Pretty much everything the hardware routers can do, a properly configured computer can do. Software like pfSense will configure a firewall with VPN abilities quite easily for both site to site and road warrior users.
Using a regular computer has the advantage of not being locked into a particular vendor or type of device. You can choose which software you want to use for a VPN, or even have multiple types - I often use a combination of OpenVPN, SSH tunnels and an HTTP proxy, for remote access to my company network, depending on what I'm doing and where.

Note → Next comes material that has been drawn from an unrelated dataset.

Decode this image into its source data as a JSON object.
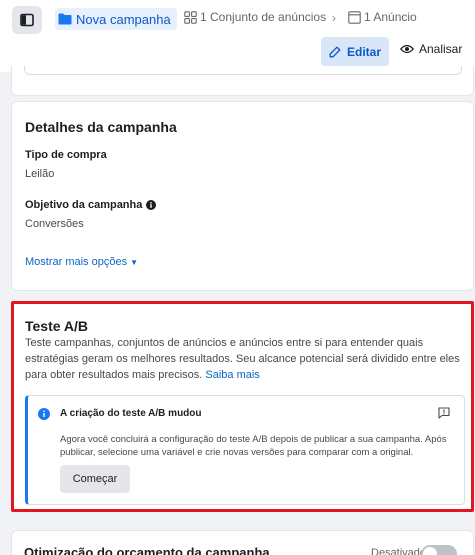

One advantage the hardware routers SOMETIMES have is an encryption accelerator - which a PCI(e) or miniPCI(e) card which does all the encryption - this is much faster than doing it in software, and allows them to have significantly higher throughputs and handle more users. Not all of them include this feature, and depending on the WAN connections you have it might not make any difference anyways. But if you are looking to connect between two sites with say 100Mbit fibre, hardware acceleration will help. You can also buy some of these cards and add them to your own solution.

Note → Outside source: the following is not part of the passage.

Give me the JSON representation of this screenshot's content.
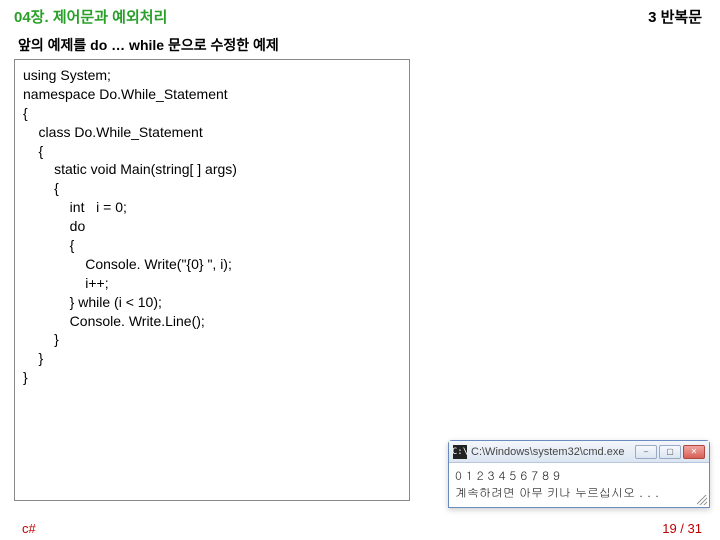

The other advantage they have is support - someone to call when it breaks or you can't figure out how to configure something. And someone to rush over with a brand new unit when it dies.

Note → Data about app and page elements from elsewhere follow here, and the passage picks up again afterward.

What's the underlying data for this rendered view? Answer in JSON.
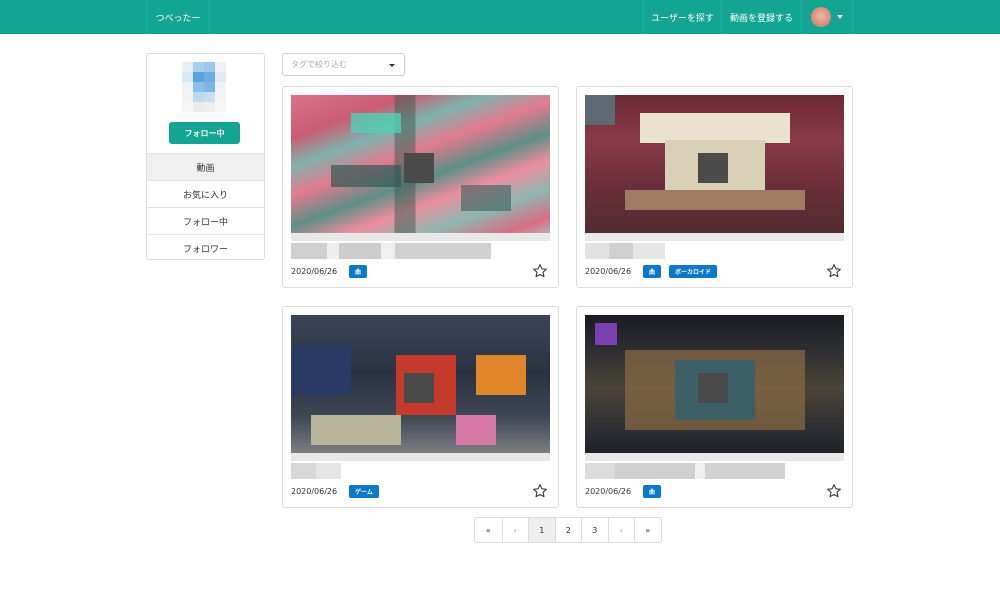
{
  "navbar": {
    "brand": "つべったー",
    "find_users": "ユーザーを探す",
    "register_video": "動画を登録する"
  },
  "profile": {
    "follow_button": "フォロー中",
    "menu": [
      "動画",
      "お気に入り",
      "フォロー中",
      "フォロワー"
    ]
  },
  "filter": {
    "tag_placeholder": "タグで絞り込む"
  },
  "videos": [
    {
      "date": "2020/06/26",
      "tags": [
        "曲"
      ]
    },
    {
      "date": "2020/06/26",
      "tags": [
        "曲",
        "ボーカロイド"
      ]
    },
    {
      "date": "2020/06/26",
      "tags": [
        "ゲーム"
      ]
    },
    {
      "date": "2020/06/26",
      "tags": [
        "曲"
      ]
    }
  ],
  "pagination": {
    "first": "«",
    "prev": "‹",
    "pages": [
      "1",
      "2",
      "3"
    ],
    "next": "›",
    "last": "»",
    "current_page": 1
  },
  "colors": {
    "primary": "#13a594",
    "tag": "#0c78c9"
  },
  "icons": {
    "favorite": "star-outline-icon",
    "dropdown": "caret-down-icon"
  }
}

Many of the enterprise VPN units are underneath it all just running linux and openvpn with a shiny UI to it. That does make it easier to configure. But it also makes it difficult or impossible to adjust anything the vendor doesn't think you'll need to.